    I never said I do the run to failure routine. I run till I feel, hear or see a problem arising. Then fix that problem and anything directly related. I change my oil extremely regularly and change the filter at every oil change. That is why I buy filters by the case from Motobins. (cheapest place for me). I do all the routine maintenance on a very regular basis. Every winter I do what I call a major maintenance, where the fairing, tank and seat come off and I go over every bit of wiring to ensure no bad connections of any type. Replace spark plugs, check timing, check valves, adjust clutch, replace brake fluid, etc. I clean everything I can get to. Repack wheel bearings and swingarm bearings. Head bearings are done every 2nd year. I touch up paint on the frame where needed. Replace all fluids - forks, engine, trans, driveshaft and diff. Balance the wheels and usually install new tires and tubes. So, yes, I think I am doing a fair amount of maintenance during my usual down time.

    I do not go looking for problems that are not there. We have all heard about people having issues of one sort or another. But I am not one to hear that some part has failed for a couple of people and think, "OH, MYGAWD, I better go fix mine as well!", even though it has never given me one bit of problem. We hear these issues about diode boards, circlips in transmissions and receading valves. Sure, these things can be an issue and a pain in the butt to have to fix it if you are away from home. But, what are the odds that those things are going to happen to everybody? If the issue was so bad, I would think that by now (roughly what 20 to 35 years later) these things would have been sorted out on the majority of these old bikes. And if not, well, really, was it that universal of a problem.

    For me, I don't look at vehicle maintenance as a recreational activity, but as a requirement of vehicle ownership. I choose to ride an old bike with old parts and lots of miles on it. Therefore, if I want it to be reliable, I know that it has to be maintained. I am cheap, so therefore I prefer to spend a few hours now and again working on the bike, than giving somebody else a bunch of money to do what I can do myself. I can then put those saved dollars into the tank so that I can ride somewhere. Riding to me is a chosen and preferred method of transportation. I have a car that gets driven less than one tenth the miles that I put on my bike each year, and never goes more than 200 miles from home. The bike regularly takes me thousands of miles from home.

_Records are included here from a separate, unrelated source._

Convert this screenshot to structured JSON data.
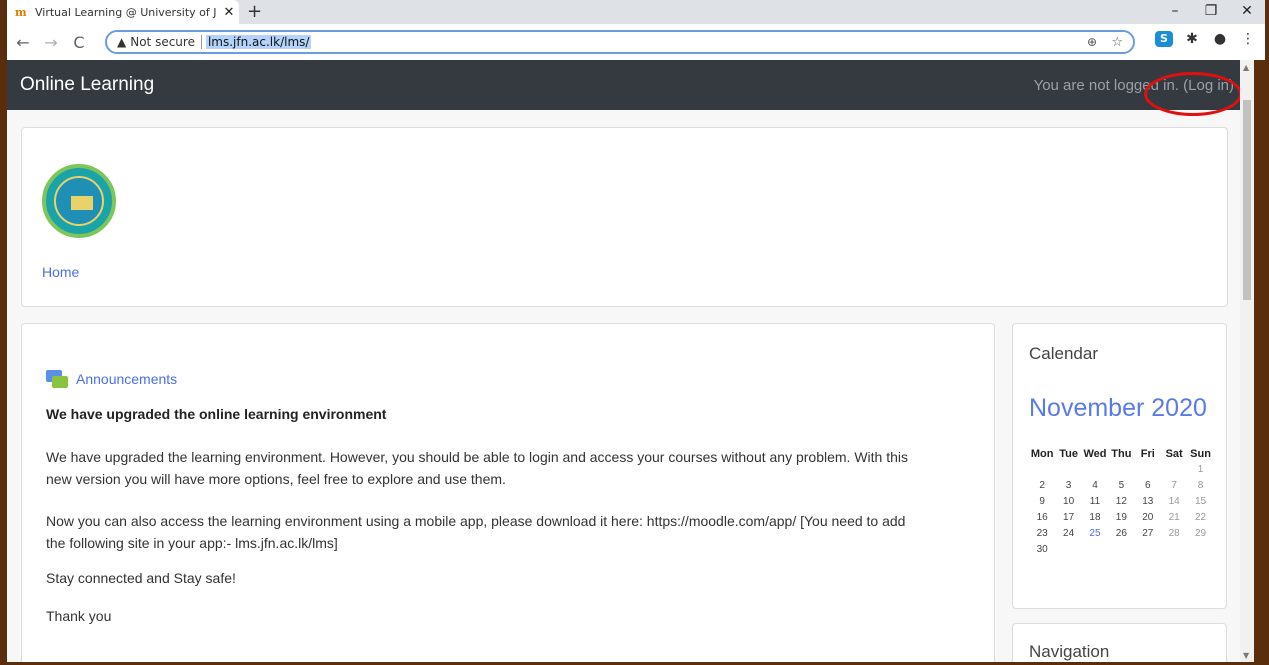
{
  "browser": {
    "tab_title": "Virtual Learning @ University of J",
    "tab_favicon": "moodle-favicon",
    "new_tab": "+",
    "security_label": "Not secure",
    "url": "lms.jfn.ac.lk/lms/",
    "window_controls": [
      "–",
      "❐",
      "✕"
    ]
  },
  "navbar": {
    "brand": "Online Learning",
    "login_text": "You are not logged in.",
    "login_link": "(Log in)",
    "highlight_color": "#e01010"
  },
  "header": {
    "home_link": "Home"
  },
  "main": {
    "forum_link": "Announcements",
    "post_title": "We have upgraded the online learning environment",
    "paragraphs": [
      "We have upgraded the learning environment. However, you should be able to login and access your courses without any problem. With this new version you will have more options, feel free to explore and use them.",
      "Now you can also access the learning environment using a mobile app, please download it here: https://moodle.com/app/ [You need to add the following site in your app:- lms.jfn.ac.lk/lms]",
      "Stay connected and Stay safe!",
      "Thank you"
    ]
  },
  "calendar": {
    "heading": "Calendar",
    "month": "November 2020",
    "weekdays": [
      "Mon",
      "Tue",
      "Wed",
      "Thu",
      "Fri",
      "Sat",
      "Sun"
    ],
    "weeks": [
      [
        "",
        "",
        "",
        "",
        "",
        "",
        "1"
      ],
      [
        "2",
        "3",
        "4",
        "5",
        "6",
        "7",
        "8"
      ],
      [
        "9",
        "10",
        "11",
        "12",
        "13",
        "14",
        "15"
      ],
      [
        "16",
        "17",
        "18",
        "19",
        "20",
        "21",
        "22"
      ],
      [
        "23",
        "24",
        "25",
        "26",
        "27",
        "28",
        "29"
      ],
      [
        "30",
        "",
        "",
        "",
        "",
        "",
        ""
      ]
    ],
    "today": "25",
    "accent_color": "#5a7ae8"
  },
  "navigation": {
    "heading": "Navigation"
  }
}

    So, maybe my priorities are a bit screwed up. But, I like it on my planet.
    #40